What the task requires: Scan the material for the string "icon" and copy out every line in which it occurs.

Available data:
# # # #

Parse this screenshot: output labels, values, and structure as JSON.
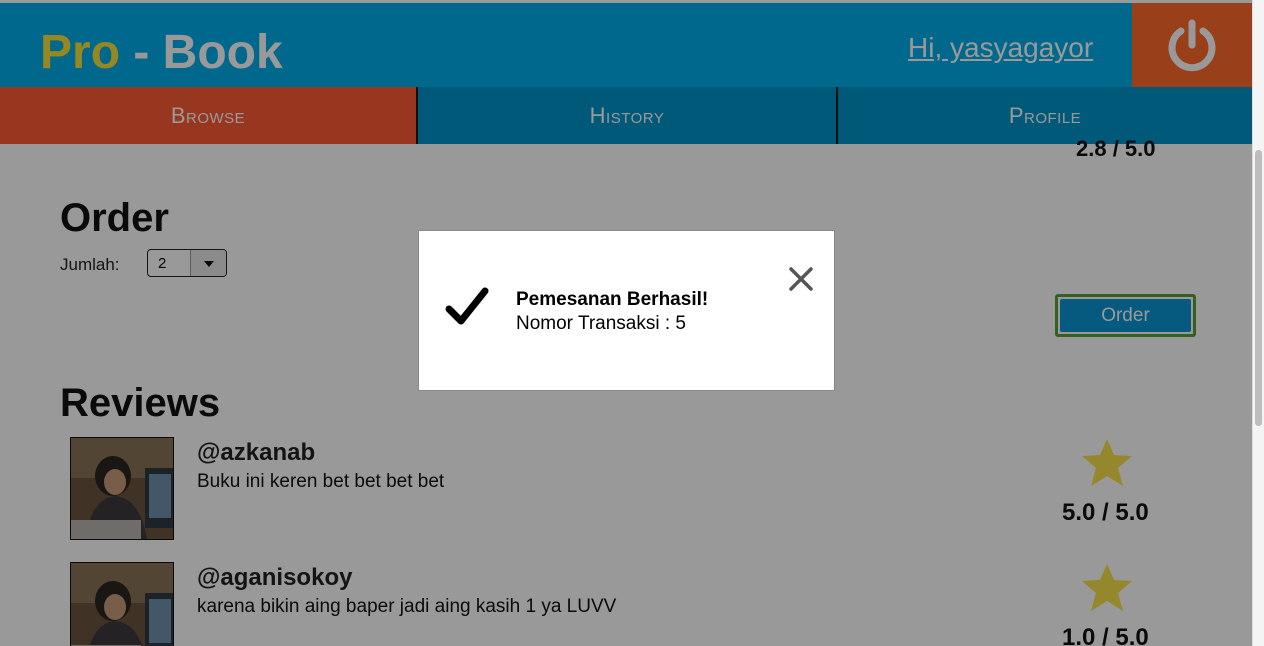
{
  "header": {
    "logo_pro": "Pro",
    "logo_rest": " - Book",
    "greeting": "Hi, yasyagayor",
    "logout_icon": "power-icon",
    "colors": {
      "header_bg": "#00aeea",
      "logout_bg": "#ff6a2b",
      "logo_accent": "#f8e13a"
    }
  },
  "nav": {
    "items": [
      {
        "label": "Browse",
        "active": true
      },
      {
        "label": "History",
        "active": false
      },
      {
        "label": "Profile",
        "active": false
      }
    ],
    "colors": {
      "active": "#ff5a36",
      "inactive": "#0095c8"
    }
  },
  "book": {
    "rating": "2.8 / 5.0"
  },
  "order": {
    "title": "Order",
    "quantity_label": "Jumlah:",
    "quantity_value": "2",
    "button_label": "Order"
  },
  "reviews": {
    "title": "Reviews",
    "items": [
      {
        "username": "@azkanab",
        "text": "Buku ini keren bet bet bet bet",
        "score": "5.0 / 5.0",
        "icon": "star-icon"
      },
      {
        "username": "@aganisokoy",
        "text": "karena bikin aing baper jadi aing kasih 1 ya LUVV",
        "score": "1.0 / 5.0",
        "icon": "star-icon"
      }
    ]
  },
  "modal": {
    "title": "Pemesanan Berhasil!",
    "message": "Nomor Transaksi : 5",
    "check_icon": "check-icon",
    "close_icon": "close-icon"
  }
}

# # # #

Exercise response:
    "logout_icon": "power-icon",
        "icon": "star-icon"
        "icon": "star-icon"
    "check_icon": "check-icon",
    "close_icon": "close-icon"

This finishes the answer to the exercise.